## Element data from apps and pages

# # # # #

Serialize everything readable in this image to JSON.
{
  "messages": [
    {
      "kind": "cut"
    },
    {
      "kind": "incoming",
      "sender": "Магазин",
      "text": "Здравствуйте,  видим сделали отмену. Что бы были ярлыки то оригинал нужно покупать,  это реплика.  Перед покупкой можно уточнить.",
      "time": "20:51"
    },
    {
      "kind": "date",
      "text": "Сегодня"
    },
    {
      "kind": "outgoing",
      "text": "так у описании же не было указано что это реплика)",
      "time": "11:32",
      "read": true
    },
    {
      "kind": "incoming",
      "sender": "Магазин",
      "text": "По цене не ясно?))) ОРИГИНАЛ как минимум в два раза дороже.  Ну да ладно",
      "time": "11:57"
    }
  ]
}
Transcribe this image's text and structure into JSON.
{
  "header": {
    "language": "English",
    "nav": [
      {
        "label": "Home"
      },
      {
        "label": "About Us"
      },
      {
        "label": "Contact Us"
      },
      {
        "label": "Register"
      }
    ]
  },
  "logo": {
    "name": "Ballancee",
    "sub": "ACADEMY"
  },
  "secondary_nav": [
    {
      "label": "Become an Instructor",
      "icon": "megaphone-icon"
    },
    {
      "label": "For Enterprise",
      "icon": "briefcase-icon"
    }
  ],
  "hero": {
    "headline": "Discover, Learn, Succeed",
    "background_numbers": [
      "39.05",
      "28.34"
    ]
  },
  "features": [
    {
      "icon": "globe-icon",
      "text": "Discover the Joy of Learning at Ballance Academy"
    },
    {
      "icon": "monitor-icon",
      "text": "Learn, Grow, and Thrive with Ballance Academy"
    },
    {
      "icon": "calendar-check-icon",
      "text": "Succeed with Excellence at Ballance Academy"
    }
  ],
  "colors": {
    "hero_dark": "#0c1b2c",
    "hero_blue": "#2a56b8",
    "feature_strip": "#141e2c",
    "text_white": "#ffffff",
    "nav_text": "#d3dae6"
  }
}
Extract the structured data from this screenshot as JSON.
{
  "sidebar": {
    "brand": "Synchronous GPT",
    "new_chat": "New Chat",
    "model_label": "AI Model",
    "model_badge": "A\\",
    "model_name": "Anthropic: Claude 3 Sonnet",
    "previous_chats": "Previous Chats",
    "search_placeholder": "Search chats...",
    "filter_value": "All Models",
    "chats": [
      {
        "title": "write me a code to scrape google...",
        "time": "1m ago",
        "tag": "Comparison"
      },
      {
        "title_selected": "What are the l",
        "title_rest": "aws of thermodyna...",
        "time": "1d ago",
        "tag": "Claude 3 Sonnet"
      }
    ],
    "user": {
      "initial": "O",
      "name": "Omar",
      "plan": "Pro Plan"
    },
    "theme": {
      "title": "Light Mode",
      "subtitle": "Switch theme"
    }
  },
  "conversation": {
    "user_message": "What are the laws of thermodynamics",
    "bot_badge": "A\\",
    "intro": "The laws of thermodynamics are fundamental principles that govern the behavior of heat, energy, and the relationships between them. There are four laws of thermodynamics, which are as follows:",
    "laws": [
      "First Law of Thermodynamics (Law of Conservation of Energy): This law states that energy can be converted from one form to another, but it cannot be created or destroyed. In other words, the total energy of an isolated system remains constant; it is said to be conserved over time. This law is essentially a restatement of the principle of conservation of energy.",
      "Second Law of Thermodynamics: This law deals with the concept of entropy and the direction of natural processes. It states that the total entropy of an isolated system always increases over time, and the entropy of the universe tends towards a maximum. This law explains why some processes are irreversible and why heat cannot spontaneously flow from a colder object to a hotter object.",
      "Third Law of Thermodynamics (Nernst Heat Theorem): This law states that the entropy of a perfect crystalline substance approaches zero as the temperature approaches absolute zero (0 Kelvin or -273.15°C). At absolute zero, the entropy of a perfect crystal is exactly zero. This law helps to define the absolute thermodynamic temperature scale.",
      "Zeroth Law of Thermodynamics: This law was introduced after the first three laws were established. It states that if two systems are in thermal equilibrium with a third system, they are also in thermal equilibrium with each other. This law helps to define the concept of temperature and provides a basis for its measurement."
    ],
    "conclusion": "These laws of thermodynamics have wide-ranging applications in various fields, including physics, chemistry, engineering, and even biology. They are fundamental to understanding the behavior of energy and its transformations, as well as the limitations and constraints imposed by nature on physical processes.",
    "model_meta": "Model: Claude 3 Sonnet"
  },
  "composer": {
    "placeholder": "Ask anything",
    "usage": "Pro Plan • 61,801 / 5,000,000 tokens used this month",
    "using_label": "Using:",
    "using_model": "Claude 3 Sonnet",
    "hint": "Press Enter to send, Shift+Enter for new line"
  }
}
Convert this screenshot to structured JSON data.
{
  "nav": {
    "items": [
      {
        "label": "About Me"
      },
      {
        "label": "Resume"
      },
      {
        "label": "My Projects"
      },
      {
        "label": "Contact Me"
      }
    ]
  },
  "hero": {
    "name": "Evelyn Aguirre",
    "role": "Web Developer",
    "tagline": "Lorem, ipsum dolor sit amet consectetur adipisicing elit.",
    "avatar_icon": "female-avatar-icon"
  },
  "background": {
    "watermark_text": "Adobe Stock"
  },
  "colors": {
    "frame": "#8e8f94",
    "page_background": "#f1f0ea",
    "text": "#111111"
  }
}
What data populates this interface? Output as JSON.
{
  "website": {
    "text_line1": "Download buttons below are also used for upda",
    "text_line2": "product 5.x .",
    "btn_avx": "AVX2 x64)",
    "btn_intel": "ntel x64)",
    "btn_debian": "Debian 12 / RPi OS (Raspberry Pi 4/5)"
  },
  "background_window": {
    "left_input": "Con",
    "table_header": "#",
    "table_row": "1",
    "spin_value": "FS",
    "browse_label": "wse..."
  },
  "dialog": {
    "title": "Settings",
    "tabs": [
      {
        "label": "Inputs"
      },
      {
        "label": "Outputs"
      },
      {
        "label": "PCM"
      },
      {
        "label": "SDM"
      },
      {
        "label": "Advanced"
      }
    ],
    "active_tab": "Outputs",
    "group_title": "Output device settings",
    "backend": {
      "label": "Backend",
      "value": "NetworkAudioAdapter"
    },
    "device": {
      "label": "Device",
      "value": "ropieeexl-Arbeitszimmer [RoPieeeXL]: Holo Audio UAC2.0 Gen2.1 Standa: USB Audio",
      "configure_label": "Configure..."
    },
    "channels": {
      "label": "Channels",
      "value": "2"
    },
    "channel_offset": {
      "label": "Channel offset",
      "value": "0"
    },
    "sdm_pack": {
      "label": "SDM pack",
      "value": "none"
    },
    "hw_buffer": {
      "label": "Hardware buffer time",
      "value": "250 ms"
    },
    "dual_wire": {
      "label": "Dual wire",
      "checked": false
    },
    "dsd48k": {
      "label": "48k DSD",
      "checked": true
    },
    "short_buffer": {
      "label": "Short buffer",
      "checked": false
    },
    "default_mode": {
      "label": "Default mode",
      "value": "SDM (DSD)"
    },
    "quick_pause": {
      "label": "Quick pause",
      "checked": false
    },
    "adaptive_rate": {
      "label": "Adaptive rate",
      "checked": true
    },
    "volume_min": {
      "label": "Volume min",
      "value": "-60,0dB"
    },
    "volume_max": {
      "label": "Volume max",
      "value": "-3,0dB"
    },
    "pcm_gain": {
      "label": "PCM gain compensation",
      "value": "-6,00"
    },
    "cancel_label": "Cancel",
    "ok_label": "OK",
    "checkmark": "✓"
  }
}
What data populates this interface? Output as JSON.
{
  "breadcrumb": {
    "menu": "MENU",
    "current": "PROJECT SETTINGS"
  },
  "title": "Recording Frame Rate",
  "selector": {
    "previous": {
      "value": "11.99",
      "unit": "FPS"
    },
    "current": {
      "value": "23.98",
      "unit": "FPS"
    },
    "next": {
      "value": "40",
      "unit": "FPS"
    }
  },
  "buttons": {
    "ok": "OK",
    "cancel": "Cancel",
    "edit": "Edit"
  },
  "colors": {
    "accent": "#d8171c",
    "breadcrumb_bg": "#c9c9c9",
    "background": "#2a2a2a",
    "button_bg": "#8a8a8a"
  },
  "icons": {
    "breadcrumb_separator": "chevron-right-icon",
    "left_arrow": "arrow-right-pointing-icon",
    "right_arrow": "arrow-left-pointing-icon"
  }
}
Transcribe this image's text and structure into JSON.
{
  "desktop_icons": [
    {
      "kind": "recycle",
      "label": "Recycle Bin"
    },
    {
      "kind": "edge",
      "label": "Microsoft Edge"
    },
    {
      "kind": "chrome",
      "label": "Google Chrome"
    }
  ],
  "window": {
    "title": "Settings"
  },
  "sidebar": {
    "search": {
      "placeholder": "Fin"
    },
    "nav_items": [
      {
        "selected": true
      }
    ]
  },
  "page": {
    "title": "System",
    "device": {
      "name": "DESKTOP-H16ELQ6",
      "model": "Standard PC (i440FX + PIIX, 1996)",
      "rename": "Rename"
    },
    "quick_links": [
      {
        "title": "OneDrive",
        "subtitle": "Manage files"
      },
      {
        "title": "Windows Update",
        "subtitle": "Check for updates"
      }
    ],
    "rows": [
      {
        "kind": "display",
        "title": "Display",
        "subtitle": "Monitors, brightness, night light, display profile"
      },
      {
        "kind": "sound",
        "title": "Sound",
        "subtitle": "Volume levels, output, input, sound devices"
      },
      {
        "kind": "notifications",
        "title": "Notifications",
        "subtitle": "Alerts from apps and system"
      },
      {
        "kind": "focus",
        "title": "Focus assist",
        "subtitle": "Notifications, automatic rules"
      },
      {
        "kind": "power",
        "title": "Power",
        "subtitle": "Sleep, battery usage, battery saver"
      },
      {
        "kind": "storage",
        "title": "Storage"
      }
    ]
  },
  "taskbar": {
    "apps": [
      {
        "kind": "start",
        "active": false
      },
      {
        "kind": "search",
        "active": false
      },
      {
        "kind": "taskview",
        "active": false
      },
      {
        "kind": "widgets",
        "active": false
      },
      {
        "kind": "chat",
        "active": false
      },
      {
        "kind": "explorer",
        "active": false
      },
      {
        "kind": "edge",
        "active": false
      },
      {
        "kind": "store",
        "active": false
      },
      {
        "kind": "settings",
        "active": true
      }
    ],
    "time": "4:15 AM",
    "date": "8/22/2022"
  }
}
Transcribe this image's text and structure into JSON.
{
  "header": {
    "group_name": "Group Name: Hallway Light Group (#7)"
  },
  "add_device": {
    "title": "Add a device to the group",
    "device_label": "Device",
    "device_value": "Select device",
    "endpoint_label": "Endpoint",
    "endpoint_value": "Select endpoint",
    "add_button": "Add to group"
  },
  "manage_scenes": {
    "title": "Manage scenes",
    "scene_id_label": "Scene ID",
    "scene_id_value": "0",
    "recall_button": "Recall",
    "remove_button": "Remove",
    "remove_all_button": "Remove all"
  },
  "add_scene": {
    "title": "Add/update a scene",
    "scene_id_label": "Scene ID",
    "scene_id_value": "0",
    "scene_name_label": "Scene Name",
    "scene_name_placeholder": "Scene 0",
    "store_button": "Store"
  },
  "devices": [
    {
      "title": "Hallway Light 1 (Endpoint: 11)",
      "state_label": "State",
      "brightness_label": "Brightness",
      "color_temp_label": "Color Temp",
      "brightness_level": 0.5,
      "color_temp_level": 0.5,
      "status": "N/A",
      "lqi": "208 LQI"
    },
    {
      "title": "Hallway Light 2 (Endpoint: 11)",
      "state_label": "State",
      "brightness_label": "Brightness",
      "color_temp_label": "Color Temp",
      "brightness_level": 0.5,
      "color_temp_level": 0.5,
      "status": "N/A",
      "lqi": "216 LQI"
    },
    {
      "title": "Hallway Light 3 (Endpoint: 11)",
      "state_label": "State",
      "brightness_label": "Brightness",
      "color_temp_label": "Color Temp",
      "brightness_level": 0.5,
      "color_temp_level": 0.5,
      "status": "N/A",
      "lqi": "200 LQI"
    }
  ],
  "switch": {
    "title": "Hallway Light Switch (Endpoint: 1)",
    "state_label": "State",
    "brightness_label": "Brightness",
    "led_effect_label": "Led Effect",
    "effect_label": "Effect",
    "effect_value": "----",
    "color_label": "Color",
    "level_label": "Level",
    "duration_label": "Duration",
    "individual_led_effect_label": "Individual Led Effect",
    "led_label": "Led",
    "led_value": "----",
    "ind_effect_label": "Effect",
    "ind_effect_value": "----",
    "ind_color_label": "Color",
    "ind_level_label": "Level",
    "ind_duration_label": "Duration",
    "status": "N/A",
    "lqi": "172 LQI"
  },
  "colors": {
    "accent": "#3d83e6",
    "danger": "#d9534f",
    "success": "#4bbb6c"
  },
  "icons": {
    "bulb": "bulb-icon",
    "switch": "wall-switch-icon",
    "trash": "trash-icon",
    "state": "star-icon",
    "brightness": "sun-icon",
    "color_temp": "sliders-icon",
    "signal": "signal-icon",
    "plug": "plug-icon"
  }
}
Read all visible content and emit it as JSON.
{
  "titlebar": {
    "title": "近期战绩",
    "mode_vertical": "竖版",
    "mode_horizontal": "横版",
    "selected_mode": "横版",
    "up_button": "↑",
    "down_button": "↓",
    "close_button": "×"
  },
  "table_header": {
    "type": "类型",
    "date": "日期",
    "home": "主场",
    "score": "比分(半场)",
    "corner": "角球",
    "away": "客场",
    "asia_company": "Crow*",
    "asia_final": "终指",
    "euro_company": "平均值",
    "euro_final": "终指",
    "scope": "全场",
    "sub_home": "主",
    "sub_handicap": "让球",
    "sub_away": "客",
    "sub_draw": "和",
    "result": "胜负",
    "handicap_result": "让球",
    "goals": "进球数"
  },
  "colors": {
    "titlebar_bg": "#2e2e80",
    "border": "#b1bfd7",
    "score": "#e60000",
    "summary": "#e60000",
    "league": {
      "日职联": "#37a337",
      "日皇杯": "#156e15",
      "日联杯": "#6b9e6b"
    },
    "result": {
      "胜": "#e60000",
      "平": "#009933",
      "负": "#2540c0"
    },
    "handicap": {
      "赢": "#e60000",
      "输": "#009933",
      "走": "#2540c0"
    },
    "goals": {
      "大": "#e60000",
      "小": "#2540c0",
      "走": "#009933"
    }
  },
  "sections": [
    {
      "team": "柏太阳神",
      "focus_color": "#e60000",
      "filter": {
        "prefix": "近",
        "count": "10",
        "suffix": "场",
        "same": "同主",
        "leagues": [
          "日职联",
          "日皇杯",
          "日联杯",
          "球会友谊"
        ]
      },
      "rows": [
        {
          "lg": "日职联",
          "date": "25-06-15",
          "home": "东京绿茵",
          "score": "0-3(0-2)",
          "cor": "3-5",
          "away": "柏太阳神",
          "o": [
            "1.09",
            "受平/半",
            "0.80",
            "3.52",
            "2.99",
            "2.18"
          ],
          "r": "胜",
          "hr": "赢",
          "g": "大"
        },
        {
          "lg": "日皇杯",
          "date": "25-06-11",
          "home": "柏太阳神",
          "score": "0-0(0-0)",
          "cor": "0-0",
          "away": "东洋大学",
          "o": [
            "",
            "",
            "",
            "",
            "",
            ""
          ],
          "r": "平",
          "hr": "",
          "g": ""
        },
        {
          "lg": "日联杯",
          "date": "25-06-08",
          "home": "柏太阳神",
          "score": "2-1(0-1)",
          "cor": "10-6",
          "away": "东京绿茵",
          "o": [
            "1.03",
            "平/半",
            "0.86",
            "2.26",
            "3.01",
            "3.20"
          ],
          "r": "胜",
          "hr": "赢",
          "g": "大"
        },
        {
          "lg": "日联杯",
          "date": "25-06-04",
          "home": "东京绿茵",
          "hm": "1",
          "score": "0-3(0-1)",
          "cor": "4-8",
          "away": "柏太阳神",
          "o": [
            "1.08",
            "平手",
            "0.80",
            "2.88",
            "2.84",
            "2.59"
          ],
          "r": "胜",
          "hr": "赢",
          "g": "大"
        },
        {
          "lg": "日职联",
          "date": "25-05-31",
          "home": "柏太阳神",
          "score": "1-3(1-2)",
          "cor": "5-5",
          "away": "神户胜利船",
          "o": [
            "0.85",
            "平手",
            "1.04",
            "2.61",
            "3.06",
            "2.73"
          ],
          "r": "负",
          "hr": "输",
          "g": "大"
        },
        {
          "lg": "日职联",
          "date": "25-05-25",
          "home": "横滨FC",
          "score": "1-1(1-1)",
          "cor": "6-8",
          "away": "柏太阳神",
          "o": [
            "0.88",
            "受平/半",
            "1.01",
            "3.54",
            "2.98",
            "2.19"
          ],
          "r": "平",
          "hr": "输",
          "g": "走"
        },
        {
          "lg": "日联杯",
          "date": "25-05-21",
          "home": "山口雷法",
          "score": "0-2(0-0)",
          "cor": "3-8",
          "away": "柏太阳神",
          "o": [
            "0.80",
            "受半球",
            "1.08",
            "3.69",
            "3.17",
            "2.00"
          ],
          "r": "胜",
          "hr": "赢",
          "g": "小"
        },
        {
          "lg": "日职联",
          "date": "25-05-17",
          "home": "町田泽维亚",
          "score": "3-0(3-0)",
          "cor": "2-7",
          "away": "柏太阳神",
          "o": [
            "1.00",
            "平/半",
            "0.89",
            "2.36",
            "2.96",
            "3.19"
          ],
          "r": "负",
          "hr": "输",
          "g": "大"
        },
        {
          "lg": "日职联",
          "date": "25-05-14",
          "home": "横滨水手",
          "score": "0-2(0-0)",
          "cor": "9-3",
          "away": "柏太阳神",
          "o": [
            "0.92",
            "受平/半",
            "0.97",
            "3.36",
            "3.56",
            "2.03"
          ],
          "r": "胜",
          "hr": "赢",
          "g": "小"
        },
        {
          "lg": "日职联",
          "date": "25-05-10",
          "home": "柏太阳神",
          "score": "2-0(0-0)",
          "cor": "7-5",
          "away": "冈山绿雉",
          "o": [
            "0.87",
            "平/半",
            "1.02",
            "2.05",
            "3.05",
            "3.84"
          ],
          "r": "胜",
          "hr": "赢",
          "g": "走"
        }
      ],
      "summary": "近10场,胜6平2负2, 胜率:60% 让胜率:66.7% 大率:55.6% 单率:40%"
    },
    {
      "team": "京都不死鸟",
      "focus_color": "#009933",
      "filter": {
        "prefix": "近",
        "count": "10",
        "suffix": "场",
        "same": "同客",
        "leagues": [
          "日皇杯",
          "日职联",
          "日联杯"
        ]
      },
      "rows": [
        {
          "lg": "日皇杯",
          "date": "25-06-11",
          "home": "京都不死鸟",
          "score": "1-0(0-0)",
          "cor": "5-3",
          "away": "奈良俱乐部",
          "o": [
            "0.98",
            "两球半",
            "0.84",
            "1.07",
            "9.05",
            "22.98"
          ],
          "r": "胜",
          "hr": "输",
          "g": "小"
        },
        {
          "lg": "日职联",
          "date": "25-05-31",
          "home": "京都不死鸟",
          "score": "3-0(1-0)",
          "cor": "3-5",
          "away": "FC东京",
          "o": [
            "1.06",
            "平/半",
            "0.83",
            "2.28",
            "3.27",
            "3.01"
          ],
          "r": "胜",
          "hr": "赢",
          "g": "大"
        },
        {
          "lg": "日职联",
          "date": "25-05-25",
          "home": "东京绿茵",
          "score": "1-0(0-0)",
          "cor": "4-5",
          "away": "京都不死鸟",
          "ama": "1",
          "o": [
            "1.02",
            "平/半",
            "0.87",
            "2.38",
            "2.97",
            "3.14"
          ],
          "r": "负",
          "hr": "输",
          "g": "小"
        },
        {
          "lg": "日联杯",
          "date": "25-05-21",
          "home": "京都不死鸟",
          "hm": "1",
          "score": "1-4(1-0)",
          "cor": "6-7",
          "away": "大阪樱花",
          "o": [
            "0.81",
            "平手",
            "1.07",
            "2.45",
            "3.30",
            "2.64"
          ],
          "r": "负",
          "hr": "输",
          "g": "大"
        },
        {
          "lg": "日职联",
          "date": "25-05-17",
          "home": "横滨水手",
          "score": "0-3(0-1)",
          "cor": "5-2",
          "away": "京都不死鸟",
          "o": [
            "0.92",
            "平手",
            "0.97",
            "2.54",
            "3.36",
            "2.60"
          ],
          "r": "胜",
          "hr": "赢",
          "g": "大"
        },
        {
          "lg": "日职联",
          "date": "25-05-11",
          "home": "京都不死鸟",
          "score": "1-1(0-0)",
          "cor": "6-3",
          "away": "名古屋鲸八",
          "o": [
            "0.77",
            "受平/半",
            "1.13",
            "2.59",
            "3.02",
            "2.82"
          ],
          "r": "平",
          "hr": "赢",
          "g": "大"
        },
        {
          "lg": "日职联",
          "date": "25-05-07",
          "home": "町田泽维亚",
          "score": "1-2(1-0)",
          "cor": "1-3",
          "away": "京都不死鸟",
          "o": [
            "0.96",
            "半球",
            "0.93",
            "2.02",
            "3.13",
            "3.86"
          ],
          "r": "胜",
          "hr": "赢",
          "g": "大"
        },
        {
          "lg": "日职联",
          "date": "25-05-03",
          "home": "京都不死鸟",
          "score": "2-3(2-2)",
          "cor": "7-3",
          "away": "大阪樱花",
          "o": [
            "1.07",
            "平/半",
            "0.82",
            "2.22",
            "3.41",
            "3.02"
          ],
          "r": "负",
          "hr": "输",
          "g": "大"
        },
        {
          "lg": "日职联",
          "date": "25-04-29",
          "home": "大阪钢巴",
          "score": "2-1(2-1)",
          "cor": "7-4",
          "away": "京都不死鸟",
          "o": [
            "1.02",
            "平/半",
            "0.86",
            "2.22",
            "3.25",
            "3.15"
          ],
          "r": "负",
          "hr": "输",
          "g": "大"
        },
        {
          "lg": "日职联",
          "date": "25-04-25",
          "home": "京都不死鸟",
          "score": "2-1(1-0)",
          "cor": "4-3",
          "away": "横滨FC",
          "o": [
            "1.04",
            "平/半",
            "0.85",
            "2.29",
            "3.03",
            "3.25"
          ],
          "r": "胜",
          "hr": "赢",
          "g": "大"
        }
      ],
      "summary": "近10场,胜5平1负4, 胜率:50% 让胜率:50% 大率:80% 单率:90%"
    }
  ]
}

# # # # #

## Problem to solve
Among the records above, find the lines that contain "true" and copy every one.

## Answer to the problem
      "read": true
      "checked": true
      "checked": true
        "selected": true
        "active": true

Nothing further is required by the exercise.